Start with willingness — how passionate is the person to engage in the job? You can call it the, “Hey coach, put me in the game” factor. Are they enthusiastic and up to the challenge? Then plot these people far to the right on the Will axis. If they are more cynical, burned out, and not as willing to engage, then they go closer to the zero point. 

Next, evaluate skill. Remember that skill is not the same as experience. The key here is to evaluate observed skill, not something on the resume or something the team member has talked about, but something you have actually observed and witnessed — or one of your managers has —in the course of a sale or project. 

Once the Will and Skill of a team member is plotted on the graph, draw an arrow to indicate the direction each seller is trending toward. 

Time for Analysis

In general, it’s easier to deal with skill gaps. Training and education are fixable problems, but it’s tough to deal with willingness gaps. Managers should be more lenient on the skill than on the will side. 

Your chart may have some low-skill, low-will people. We call them the Doubtfuls. They’re consuming resources, they’re not a good fit, and if they can’t move up, it may be time for these sellers to move on from your company.

Sellers with high will but low skill are ripe for more attention. They have enthusiasm and a great attitude. It’s up to the manager to give them better tools for the job. Sales managers can reap large rewards from an investment in people who are high-will, low-skill. 

The most pressing area, however, includes sellers who are high skill but low will. They have a history of excellent performance, but something changed — a new role, a revised compensation plan, a different manager, a company acquisition. 

The people in this area are the ones who should get first attention. It is a flashing danger signal to have top performers who are aimless and disengaged. Unless something changes, these people are likely to walk out the door. Managers need to figure out what is going wrong with these people and fix it — fast.

The final group includes the stars of the sales team, the high skill, high will people. They are doing a great job, excelling. They set a great example. 

With more pressing problems elsewhere, sales managers can be tempted to ignore their best people. That is a giant mistake. The top sellers need just a small amount of support.  Managers should check in frequently to remove barriers. The idea is to encourage and engage and stretch them without becoming overly dependent on them. It’s a fine balance.

Finally, sales managers need to consider the impact of the overall chart. Where is the bulk of the sales team? Lots of dots in one tough area, especially high-skill, low-will, is a sure signal of trouble ahead.
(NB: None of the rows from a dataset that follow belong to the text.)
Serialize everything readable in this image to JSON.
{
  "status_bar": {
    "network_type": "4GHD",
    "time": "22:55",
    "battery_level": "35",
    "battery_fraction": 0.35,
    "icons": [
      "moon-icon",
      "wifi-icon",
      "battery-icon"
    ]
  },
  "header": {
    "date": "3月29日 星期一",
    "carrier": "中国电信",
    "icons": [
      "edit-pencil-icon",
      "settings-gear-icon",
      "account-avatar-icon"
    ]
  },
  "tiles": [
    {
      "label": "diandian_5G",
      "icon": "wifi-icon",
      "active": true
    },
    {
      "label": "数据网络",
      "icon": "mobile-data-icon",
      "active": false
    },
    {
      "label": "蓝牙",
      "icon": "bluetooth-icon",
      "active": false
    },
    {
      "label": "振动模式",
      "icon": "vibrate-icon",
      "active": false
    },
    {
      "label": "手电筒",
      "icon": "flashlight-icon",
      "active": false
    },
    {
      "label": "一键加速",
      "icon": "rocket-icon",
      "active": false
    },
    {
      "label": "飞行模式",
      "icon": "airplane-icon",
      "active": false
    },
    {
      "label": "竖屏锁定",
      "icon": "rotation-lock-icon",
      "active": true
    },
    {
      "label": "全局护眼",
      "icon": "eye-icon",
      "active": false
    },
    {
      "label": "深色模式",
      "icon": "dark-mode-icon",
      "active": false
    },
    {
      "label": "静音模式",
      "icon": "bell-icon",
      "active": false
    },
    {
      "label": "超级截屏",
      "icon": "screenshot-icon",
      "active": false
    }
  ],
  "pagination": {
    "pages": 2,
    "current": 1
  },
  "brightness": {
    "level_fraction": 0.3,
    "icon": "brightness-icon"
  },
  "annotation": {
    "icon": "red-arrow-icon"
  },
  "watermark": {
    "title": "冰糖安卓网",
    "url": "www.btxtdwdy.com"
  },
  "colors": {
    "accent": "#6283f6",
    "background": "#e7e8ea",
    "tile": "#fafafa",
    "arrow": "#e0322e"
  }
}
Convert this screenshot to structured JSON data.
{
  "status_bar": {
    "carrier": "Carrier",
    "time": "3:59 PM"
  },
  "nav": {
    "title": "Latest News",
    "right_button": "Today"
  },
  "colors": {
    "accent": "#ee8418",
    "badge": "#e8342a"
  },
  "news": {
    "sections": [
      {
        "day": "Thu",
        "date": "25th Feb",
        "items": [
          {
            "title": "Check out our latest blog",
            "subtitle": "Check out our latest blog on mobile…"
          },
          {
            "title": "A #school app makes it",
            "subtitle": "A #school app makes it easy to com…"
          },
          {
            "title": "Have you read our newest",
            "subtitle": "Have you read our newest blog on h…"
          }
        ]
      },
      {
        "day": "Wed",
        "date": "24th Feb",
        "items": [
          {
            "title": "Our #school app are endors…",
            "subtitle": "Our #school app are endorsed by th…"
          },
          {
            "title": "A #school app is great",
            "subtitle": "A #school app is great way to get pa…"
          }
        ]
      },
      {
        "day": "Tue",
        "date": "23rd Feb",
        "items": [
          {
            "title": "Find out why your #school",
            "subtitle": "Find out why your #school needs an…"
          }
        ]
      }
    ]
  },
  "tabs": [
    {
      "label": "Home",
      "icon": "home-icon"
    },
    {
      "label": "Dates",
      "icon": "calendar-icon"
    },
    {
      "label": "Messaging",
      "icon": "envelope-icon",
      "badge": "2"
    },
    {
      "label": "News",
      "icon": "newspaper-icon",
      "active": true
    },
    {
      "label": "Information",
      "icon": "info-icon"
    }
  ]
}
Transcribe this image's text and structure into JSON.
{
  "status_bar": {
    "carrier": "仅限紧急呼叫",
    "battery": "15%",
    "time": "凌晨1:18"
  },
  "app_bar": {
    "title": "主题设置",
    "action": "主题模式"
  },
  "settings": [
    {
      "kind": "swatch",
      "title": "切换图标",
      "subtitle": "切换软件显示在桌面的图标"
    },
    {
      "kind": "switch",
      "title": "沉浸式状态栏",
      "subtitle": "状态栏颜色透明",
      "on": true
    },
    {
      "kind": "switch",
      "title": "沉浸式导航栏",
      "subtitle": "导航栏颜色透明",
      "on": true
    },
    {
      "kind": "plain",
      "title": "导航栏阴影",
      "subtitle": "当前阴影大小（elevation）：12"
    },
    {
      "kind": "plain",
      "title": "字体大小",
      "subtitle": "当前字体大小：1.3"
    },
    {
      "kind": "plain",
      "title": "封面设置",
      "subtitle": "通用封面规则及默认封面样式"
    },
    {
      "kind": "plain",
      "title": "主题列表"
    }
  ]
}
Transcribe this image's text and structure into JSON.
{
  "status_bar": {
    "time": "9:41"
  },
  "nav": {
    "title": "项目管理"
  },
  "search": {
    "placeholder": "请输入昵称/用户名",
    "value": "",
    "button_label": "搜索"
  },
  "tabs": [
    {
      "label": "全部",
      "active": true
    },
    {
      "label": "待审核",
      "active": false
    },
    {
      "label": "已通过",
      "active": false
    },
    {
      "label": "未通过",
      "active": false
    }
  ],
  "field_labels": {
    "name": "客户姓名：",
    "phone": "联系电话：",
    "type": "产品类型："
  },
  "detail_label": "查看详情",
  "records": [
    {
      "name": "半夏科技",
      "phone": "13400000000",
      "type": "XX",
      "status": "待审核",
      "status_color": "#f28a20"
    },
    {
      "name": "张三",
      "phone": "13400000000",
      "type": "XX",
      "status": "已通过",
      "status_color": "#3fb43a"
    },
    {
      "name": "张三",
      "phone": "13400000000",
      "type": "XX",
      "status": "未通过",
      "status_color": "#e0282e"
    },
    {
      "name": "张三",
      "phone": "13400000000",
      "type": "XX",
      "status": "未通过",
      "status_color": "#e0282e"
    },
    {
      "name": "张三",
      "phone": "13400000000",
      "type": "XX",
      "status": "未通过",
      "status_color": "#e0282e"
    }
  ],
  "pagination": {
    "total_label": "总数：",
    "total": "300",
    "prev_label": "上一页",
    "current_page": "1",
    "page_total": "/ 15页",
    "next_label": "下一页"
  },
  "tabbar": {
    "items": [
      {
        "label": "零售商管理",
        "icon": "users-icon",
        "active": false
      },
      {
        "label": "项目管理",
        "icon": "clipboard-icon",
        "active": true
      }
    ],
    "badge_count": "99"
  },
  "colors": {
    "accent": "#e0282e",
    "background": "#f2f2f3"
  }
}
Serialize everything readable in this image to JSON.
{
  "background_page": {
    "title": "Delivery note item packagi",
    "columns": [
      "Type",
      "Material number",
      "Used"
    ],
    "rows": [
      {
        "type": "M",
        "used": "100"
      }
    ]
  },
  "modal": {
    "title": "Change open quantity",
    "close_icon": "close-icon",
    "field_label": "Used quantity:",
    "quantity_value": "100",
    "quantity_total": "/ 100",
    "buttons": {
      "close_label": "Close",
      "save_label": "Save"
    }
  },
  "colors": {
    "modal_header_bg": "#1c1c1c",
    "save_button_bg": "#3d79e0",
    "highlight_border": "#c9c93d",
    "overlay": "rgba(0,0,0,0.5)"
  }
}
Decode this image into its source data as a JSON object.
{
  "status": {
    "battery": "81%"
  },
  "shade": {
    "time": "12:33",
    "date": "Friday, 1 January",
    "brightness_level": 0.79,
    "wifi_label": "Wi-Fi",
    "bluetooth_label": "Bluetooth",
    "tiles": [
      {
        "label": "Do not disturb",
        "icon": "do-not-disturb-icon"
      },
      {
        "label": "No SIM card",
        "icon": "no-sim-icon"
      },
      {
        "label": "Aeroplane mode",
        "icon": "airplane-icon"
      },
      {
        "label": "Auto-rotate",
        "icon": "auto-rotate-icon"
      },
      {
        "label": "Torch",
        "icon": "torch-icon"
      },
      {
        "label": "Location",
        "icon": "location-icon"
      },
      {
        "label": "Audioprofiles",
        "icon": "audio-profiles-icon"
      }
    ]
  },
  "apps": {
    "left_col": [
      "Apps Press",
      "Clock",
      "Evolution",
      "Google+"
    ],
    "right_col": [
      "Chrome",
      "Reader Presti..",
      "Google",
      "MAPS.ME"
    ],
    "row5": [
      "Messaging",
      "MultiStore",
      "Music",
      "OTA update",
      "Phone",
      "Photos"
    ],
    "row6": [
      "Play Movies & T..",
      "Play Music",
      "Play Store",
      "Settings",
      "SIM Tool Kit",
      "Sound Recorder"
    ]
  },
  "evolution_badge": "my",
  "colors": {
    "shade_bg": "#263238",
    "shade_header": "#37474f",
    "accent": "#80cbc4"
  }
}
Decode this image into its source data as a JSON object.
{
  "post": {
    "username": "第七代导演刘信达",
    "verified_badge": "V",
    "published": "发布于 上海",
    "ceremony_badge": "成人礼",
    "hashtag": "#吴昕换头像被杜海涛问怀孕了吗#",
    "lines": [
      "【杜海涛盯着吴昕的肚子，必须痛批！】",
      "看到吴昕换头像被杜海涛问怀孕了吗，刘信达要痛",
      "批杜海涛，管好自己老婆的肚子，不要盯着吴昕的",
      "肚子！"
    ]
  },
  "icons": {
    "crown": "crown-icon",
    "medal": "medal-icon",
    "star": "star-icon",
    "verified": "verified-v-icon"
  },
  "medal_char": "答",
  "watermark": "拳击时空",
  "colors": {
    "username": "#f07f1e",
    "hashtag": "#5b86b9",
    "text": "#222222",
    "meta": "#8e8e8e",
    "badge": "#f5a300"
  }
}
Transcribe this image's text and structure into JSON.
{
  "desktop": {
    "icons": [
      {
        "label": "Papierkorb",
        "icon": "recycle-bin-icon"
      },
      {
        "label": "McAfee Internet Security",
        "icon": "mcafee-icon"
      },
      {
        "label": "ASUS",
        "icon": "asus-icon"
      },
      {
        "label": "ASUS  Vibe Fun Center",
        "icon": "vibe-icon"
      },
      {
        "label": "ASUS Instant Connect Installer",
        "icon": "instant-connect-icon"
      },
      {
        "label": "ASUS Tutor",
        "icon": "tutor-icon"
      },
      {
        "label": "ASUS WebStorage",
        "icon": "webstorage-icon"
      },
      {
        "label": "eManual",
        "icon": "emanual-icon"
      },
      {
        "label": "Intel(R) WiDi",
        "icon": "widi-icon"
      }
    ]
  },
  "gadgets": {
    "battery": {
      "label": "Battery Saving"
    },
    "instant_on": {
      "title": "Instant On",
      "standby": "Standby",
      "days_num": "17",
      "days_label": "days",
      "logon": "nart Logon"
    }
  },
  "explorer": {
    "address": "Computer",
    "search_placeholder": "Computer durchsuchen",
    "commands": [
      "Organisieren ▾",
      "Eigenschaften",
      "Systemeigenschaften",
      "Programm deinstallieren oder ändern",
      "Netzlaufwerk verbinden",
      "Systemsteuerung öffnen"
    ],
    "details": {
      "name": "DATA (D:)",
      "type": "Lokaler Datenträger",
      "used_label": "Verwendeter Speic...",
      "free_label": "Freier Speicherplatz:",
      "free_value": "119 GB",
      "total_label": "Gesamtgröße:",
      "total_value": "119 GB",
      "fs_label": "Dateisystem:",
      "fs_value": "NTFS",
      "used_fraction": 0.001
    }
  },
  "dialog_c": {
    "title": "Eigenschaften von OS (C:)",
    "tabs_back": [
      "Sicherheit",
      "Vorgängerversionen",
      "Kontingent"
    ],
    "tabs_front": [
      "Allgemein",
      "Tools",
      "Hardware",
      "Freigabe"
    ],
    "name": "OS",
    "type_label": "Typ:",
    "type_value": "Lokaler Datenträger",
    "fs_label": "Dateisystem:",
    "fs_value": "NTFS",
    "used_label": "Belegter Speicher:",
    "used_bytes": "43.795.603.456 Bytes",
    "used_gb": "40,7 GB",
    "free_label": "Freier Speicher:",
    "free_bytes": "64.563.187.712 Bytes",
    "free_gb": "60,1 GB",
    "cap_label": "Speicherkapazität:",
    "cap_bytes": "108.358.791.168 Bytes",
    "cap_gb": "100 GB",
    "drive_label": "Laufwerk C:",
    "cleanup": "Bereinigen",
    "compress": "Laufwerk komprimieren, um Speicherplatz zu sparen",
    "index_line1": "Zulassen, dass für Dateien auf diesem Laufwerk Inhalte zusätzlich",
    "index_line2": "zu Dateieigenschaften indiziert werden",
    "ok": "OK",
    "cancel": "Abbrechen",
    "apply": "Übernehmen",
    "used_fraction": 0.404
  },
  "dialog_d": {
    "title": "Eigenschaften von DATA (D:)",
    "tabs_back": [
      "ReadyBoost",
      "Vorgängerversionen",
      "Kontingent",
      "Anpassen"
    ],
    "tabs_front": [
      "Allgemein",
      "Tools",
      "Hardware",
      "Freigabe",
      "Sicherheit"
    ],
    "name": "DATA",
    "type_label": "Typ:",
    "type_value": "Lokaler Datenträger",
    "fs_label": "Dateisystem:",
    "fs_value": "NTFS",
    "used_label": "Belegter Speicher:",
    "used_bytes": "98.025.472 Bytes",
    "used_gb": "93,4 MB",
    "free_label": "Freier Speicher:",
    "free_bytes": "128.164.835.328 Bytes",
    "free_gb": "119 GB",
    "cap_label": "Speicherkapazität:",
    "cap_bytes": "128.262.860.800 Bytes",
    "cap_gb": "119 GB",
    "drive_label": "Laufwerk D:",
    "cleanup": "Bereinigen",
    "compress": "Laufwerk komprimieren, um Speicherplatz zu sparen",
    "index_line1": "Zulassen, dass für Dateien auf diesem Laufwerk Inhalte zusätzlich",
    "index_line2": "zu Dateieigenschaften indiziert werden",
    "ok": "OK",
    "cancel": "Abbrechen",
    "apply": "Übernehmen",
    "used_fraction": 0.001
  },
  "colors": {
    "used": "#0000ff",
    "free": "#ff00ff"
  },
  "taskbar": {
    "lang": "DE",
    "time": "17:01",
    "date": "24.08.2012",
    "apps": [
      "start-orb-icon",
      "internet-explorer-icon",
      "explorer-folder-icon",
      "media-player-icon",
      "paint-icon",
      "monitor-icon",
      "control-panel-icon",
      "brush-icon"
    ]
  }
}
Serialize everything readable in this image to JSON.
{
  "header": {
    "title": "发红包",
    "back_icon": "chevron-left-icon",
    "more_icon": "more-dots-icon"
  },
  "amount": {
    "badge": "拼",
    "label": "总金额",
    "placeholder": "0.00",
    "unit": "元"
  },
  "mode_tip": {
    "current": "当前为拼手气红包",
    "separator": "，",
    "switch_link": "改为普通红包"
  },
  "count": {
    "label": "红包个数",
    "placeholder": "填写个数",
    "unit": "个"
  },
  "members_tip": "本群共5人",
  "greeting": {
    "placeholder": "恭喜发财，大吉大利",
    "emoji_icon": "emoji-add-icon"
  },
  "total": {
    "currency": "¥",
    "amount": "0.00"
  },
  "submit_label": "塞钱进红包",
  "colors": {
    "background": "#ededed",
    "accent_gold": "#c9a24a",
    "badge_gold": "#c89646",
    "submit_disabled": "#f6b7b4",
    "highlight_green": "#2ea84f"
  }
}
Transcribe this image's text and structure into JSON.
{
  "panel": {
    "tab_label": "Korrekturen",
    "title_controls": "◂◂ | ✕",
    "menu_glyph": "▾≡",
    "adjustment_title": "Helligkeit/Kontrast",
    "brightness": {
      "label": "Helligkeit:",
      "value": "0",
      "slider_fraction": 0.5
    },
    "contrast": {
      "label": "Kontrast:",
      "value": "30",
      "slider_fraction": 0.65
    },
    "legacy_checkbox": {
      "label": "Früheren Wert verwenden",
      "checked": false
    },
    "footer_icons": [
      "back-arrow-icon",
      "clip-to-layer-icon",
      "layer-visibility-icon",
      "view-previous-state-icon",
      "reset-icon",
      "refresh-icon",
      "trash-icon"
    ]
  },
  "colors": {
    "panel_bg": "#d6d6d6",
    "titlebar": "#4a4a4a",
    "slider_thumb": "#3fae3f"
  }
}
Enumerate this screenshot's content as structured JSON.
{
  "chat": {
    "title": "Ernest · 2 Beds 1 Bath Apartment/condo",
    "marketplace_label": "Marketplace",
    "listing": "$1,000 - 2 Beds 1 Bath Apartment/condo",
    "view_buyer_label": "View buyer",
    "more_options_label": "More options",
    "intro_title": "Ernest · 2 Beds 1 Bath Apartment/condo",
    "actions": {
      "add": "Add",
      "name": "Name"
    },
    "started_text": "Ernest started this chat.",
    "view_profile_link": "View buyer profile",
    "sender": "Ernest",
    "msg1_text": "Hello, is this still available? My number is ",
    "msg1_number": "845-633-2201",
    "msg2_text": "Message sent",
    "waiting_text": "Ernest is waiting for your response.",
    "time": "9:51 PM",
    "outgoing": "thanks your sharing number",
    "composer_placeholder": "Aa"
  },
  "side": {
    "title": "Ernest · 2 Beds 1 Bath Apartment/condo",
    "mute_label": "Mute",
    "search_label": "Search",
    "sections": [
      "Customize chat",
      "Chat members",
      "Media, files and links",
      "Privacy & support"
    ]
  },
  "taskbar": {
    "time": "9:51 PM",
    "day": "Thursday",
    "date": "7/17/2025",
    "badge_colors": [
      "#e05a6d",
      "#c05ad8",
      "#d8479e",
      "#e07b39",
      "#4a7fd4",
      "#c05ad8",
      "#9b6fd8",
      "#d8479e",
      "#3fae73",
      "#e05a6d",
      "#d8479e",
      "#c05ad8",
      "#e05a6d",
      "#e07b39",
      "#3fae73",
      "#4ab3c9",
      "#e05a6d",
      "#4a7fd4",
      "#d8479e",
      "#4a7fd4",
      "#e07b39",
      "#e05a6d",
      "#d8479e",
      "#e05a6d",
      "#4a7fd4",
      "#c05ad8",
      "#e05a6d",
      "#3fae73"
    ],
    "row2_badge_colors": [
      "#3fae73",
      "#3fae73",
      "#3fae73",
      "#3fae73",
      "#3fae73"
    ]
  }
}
Sales team management is too complex to be done with a single gear for everyone. Coaching based on sellers’ skill and will is a streamlined way to focus on the individual issues that matter — and the areas that will produce the best results for the organization.